According to the news outlet, countries across Central, Southeast and Eastern Europe imported a massive 593 million kilograms of used textile, mainly clothing, valued at $771 million in 2017. This means the region absorbed around a quarter of the just under $3 billion worth of used clothes imported globally in 2017, with other major destinations being South Asia and West Africa.
The only country from the former eastern bloc importing more second-hand textiles than Russia was Ukraine, with substantial flows also entering Bulgaria, Hungary, Lithuania, Poland and Romania. Some countries now act more as sorting hubs than final destinations, the report notes.
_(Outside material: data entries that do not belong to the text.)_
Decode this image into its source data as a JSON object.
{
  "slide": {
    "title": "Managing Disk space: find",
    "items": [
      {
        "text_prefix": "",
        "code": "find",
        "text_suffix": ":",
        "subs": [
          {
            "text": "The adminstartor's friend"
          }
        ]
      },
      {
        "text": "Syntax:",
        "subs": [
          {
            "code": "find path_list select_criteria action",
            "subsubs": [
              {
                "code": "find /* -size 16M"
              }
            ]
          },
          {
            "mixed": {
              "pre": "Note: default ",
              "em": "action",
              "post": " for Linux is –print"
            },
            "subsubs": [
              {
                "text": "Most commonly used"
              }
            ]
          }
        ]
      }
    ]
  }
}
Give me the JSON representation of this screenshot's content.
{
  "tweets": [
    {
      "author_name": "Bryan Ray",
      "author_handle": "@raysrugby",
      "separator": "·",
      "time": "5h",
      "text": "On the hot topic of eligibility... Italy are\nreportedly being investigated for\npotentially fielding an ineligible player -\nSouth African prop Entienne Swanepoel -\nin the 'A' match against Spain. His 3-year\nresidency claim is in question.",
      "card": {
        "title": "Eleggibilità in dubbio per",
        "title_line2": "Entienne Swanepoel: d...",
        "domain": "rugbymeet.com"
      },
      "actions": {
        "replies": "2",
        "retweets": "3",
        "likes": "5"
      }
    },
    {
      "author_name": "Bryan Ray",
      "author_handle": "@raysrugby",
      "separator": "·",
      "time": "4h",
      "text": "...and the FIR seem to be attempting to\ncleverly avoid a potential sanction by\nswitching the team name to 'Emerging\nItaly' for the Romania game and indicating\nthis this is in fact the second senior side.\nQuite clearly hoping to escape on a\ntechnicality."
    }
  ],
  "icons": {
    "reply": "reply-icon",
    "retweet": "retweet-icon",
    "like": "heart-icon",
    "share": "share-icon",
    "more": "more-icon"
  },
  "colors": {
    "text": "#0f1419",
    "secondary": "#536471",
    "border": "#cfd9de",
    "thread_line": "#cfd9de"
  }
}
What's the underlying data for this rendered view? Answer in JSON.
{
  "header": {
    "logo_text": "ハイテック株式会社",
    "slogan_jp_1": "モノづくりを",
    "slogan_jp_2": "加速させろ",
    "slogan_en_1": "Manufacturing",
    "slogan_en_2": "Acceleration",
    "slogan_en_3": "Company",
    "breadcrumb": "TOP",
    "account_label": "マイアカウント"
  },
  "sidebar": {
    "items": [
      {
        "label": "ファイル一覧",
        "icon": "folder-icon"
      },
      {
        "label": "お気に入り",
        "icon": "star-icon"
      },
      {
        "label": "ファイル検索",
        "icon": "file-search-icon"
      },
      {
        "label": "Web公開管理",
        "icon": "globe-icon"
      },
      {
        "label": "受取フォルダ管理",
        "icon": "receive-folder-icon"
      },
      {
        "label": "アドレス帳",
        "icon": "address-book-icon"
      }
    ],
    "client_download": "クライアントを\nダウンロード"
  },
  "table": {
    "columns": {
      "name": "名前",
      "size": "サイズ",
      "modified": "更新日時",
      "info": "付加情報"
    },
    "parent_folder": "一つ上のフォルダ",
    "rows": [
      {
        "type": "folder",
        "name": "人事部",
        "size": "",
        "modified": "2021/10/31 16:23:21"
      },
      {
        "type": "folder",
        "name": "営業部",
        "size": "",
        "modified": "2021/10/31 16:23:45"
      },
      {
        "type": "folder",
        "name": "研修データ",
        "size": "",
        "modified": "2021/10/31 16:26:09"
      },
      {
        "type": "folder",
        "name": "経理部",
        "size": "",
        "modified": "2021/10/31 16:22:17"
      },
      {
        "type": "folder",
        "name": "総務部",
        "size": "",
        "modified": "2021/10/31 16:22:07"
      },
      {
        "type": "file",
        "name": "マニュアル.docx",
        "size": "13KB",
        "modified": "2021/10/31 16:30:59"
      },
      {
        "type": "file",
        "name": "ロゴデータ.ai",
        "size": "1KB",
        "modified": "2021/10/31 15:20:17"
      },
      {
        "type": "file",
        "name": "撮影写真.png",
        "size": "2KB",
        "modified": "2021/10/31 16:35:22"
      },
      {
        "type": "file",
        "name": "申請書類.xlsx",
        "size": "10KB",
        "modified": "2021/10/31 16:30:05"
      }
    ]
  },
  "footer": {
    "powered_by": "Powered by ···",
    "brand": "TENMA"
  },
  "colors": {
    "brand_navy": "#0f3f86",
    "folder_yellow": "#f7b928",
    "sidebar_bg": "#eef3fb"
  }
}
Income in the region is rising, although it is still low compared to developed countries. Growing consumption by the expanding middle classes is an important driver of growth. Clothing wholesalers and sorters have sprung up across Eastern Europe, and western recyclers have also been motivated to move some sorting operations to the region to take advantage of the lower costs and knowledge of the local markets.
This has resulted in a multi-million dollar trade within the region, with the largest intra-regional flows being from Poland to Ukraine ($49 million in 2017 according to Comtrade’s figures on Ukrainian imports), Lithuania to Belarus and Latvia to Ukraine, the report says.
“Wages in the clothing and textiles industries of the region are low, however, and ironically workers at such factories — along with millions of other low income citizens of the region — find the garments they produce are priced far beyond their means new, and only affordable once they have been sold and worn in the west, cast off and transported back to the east for resale,” Intellinews writes.